GOAL OF THE EXERCISE -> Give the listing again, word for word.
----------
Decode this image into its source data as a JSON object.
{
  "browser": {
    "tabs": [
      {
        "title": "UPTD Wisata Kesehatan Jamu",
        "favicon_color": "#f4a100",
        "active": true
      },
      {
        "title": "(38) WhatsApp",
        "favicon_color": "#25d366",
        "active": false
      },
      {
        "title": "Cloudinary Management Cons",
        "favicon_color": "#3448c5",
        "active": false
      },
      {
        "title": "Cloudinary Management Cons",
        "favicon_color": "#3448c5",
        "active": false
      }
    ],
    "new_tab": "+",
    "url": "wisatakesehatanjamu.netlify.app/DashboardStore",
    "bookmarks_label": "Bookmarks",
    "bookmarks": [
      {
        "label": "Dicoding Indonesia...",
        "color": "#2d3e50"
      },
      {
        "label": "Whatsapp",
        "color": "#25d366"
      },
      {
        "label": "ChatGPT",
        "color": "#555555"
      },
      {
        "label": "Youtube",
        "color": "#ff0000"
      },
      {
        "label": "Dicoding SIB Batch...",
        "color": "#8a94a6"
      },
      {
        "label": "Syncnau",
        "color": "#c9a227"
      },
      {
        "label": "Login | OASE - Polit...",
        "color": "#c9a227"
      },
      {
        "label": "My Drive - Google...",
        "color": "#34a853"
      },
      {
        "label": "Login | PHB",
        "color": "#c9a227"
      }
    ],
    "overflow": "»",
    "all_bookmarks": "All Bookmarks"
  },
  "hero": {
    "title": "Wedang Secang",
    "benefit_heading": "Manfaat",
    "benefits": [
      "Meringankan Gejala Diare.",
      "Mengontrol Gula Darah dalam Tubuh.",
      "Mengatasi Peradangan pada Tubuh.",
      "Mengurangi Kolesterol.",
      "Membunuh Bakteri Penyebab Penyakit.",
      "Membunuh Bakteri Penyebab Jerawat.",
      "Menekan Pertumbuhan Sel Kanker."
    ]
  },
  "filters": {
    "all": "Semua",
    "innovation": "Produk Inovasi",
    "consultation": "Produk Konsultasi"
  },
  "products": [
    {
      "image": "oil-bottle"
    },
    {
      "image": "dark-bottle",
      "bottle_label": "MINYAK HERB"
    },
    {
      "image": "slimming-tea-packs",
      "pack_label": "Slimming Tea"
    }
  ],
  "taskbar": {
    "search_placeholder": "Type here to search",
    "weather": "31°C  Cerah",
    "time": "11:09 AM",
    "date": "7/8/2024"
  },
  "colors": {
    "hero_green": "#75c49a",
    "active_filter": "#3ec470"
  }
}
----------
ANSWER TO THE EXERCISE ->
Decode this image into its source data as a JSON object.
{
  "browser": {
    "tabs": [
      {
        "title": "UPTD Wisata Kesehatan Jamu",
        "favicon_color": "#f4a100",
        "active": true
      },
      {
        "title": "(38) WhatsApp",
        "favicon_color": "#25d366",
        "active": false
      },
      {
        "title": "Cloudinary Management Cons",
        "favicon_color": "#3448c5",
        "active": false
      },
      {
        "title": "Cloudinary Management Cons",
        "favicon_color": "#3448c5",
        "active": false
      }
    ],
    "new_tab": "+",
    "url": "wisatakesehatanjamu.netlify.app/DashboardStore",
    "bookmarks_label": "Bookmarks",
    "bookmarks": [
      {
        "label": "Dicoding Indonesia...",
        "color": "#2d3e50"
      },
      {
        "label": "Whatsapp",
        "color": "#25d366"
      },
      {
        "label": "ChatGPT",
        "color": "#555555"
      },
      {
        "label": "Youtube",
        "color": "#ff0000"
      },
      {
        "label": "Dicoding SIB Batch...",
        "color": "#8a94a6"
      },
      {
        "label": "Syncnau",
        "color": "#c9a227"
      },
      {
        "label": "Login | OASE - Polit...",
        "color": "#c9a227"
      },
      {
        "label": "My Drive - Google...",
        "color": "#34a853"
      },
      {
        "label": "Login | PHB",
        "color": "#c9a227"
      }
    ],
    "overflow": "»",
    "all_bookmarks": "All Bookmarks"
  },
  "hero": {
    "title": "Wedang Secang",
    "benefit_heading": "Manfaat",
    "benefits": [
      "Meringankan Gejala Diare.",
      "Mengontrol Gula Darah dalam Tubuh.",
      "Mengatasi Peradangan pada Tubuh.",
      "Mengurangi Kolesterol.",
      "Membunuh Bakteri Penyebab Penyakit.",
      "Membunuh Bakteri Penyebab Jerawat.",
      "Menekan Pertumbuhan Sel Kanker."
    ]
  },
  "filters": {
    "all": "Semua",
    "innovation": "Produk Inovasi",
    "consultation": "Produk Konsultasi"
  },
  "products": [
    {
      "image": "oil-bottle"
    },
    {
      "image": "dark-bottle",
      "bottle_label": "MINYAK HERB"
    },
    {
      "image": "slimming-tea-packs",
      "pack_label": "Slimming Tea"
    }
  ],
  "taskbar": {
    "search_placeholder": "Type here to search",
    "weather": "31°C  Cerah",
    "time": "11:09 AM",
    "date": "7/8/2024"
  },
  "colors": {
    "hero_green": "#75c49a",
    "active_filter": "#3ec470"
  }
}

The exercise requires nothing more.